• **What you have to do**
Every line below that contains "east" is to be copied.

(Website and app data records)
=== Section Start ===

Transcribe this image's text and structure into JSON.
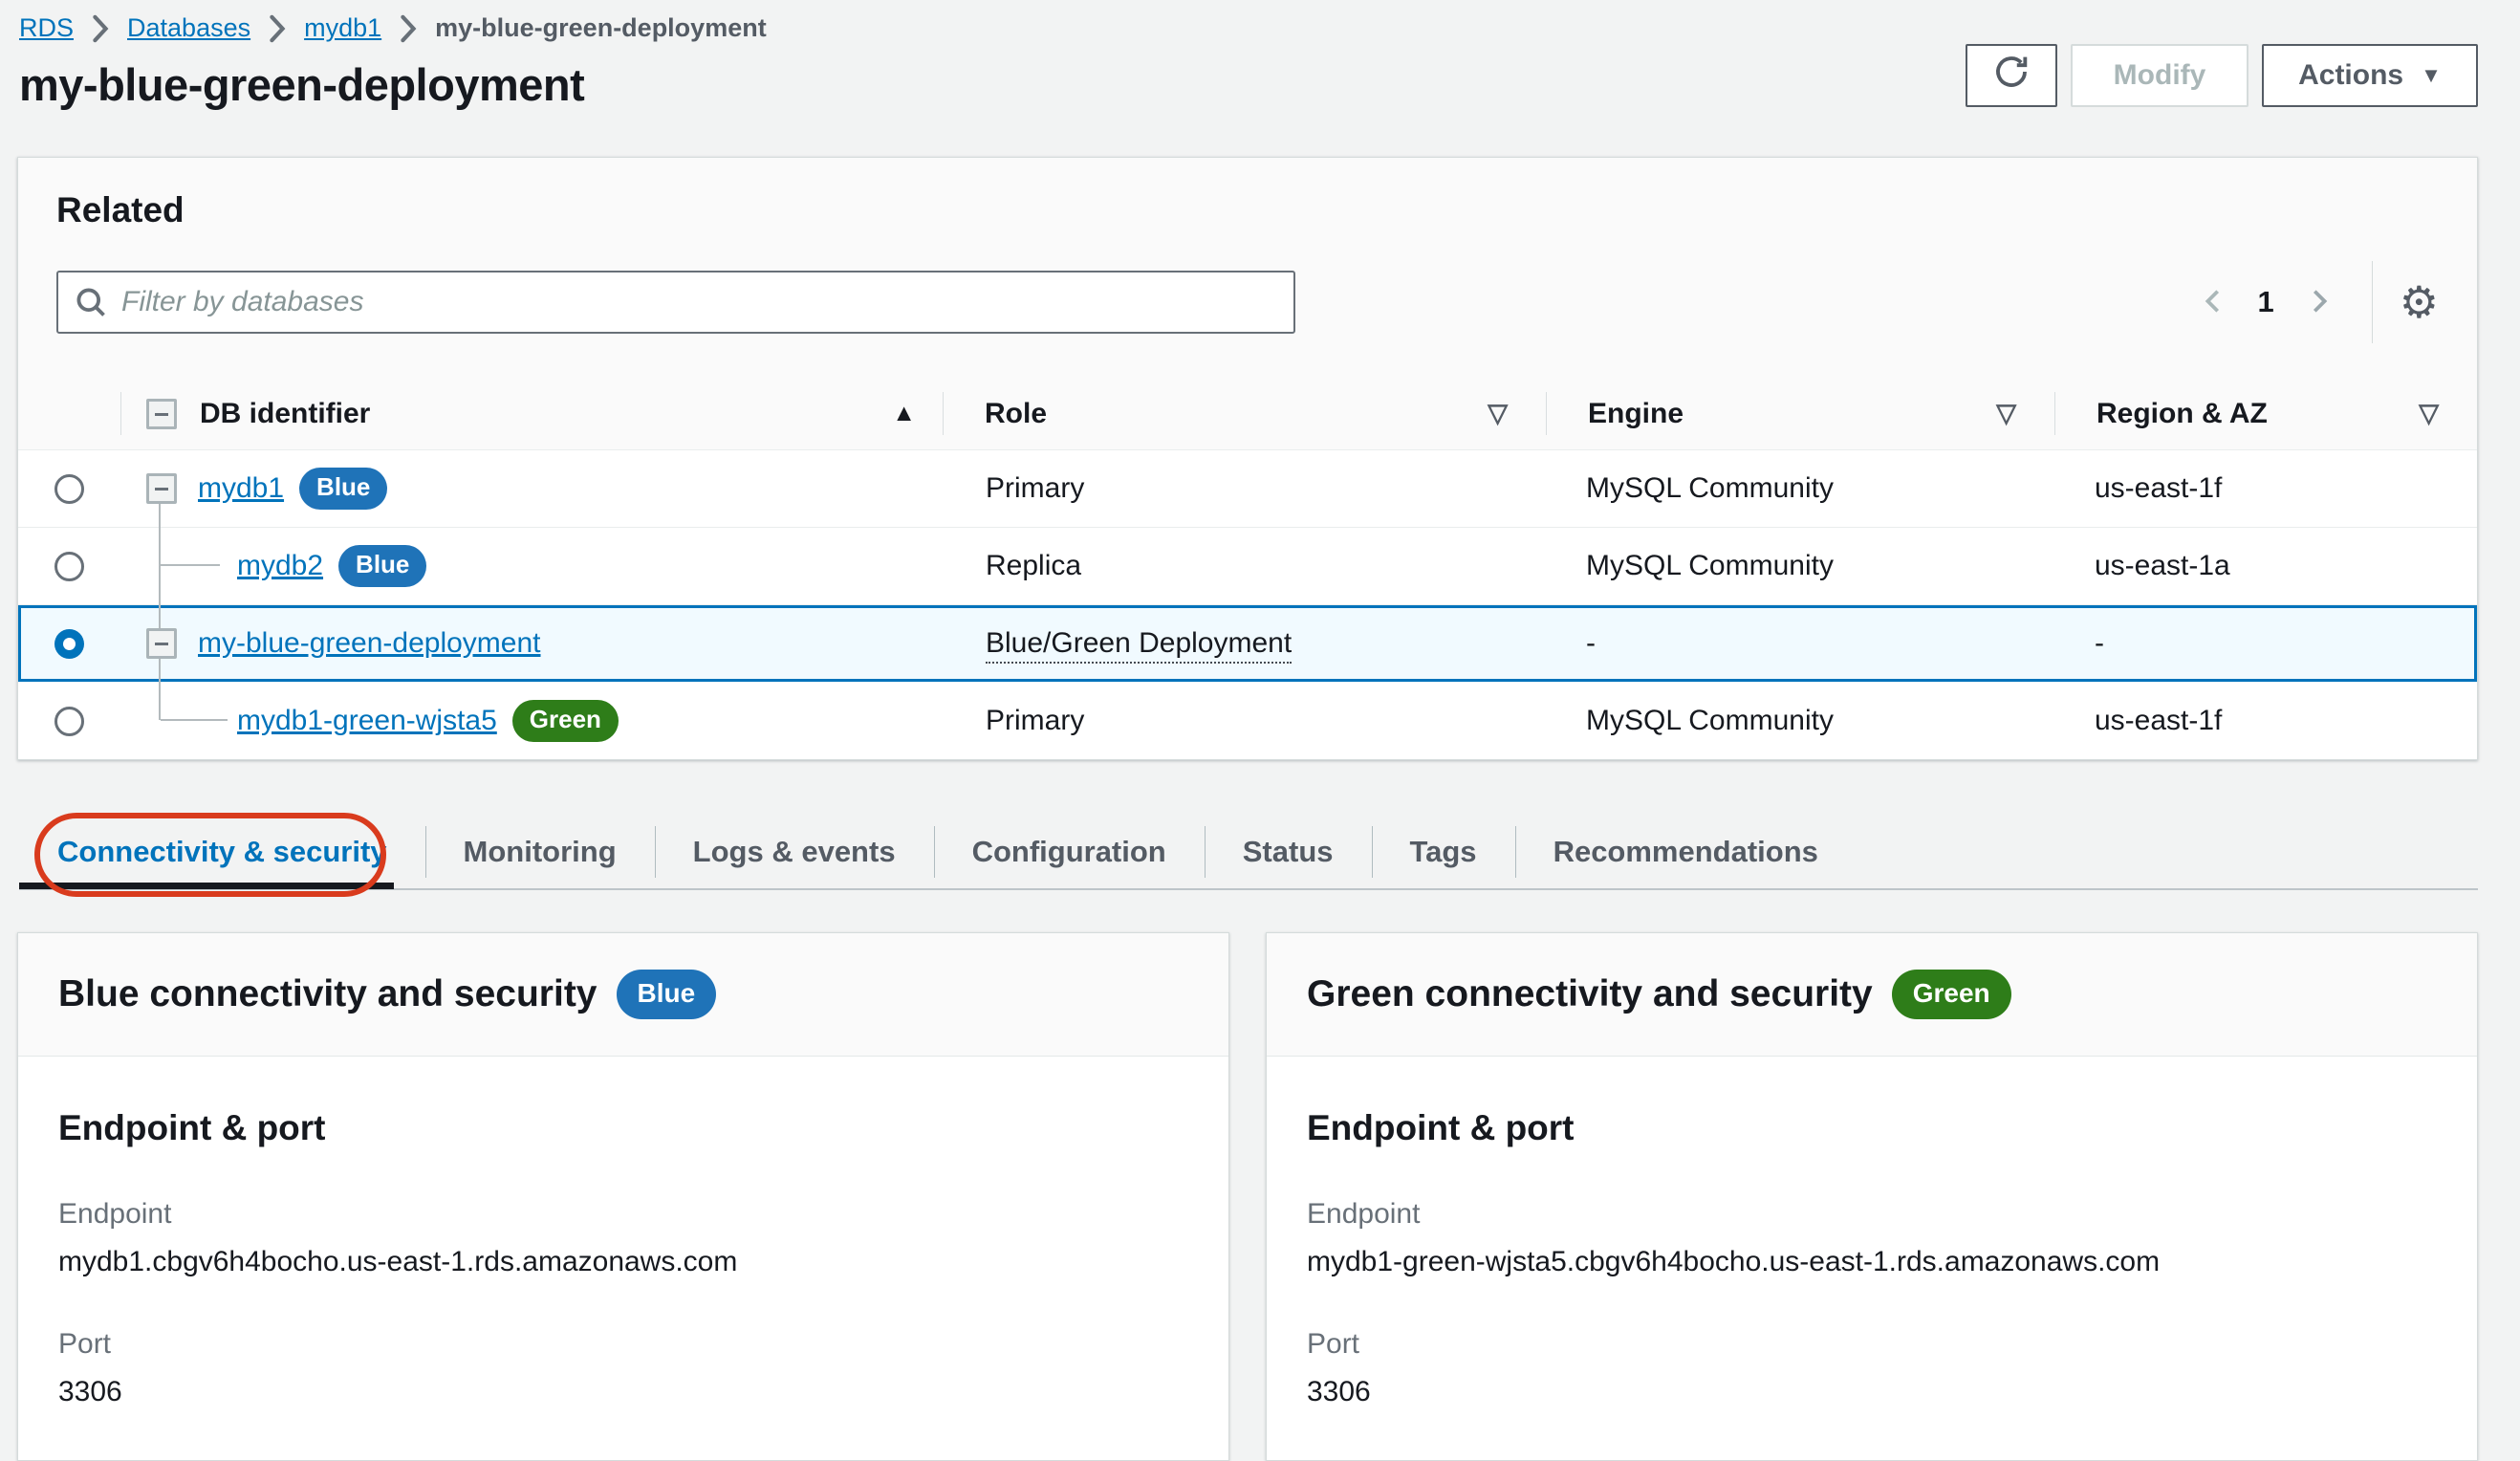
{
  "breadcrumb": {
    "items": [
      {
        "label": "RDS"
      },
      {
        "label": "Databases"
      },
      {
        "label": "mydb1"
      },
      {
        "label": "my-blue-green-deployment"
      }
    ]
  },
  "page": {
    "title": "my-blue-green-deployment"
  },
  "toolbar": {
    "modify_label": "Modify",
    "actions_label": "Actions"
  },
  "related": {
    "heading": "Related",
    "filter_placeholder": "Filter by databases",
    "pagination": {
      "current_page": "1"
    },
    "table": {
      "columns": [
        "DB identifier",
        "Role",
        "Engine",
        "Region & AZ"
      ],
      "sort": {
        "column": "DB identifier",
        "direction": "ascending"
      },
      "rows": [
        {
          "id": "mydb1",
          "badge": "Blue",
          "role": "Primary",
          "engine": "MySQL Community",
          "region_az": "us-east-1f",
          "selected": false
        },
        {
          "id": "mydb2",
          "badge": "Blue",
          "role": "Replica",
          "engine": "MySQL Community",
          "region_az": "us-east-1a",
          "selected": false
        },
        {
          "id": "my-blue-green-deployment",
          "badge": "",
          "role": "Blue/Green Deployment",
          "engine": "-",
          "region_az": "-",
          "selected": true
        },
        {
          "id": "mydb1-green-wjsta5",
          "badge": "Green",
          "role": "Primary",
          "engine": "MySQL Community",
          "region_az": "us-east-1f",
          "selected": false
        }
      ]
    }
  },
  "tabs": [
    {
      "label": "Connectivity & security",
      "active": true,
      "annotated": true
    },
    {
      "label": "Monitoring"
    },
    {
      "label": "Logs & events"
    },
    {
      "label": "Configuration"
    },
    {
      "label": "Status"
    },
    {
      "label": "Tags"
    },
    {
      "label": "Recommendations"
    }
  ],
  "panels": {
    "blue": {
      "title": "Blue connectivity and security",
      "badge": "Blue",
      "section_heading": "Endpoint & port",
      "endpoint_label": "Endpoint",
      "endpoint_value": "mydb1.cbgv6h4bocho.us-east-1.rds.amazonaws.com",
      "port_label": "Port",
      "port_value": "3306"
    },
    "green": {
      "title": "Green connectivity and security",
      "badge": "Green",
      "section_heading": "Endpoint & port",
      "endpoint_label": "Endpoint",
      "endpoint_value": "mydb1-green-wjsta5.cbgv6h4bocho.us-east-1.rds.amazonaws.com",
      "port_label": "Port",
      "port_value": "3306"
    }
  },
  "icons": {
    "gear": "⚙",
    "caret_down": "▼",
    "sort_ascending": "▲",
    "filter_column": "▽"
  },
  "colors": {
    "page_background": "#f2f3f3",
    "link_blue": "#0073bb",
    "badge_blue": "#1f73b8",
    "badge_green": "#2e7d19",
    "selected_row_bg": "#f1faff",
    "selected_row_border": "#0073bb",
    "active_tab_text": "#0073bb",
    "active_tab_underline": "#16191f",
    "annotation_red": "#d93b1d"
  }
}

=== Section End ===

• **Exercise output**
          "region_az": "us-east-1f",
          "region_az": "us-east-1a",
          "region_az": "us-east-1f",
      "endpoint_value": "mydb1.cbgv6h4bocho.us-east-1.rds.amazonaws.com",
      "endpoint_value": "mydb1-green-wjsta5.cbgv6h4bocho.us-east-1.rds.amazonaws.com",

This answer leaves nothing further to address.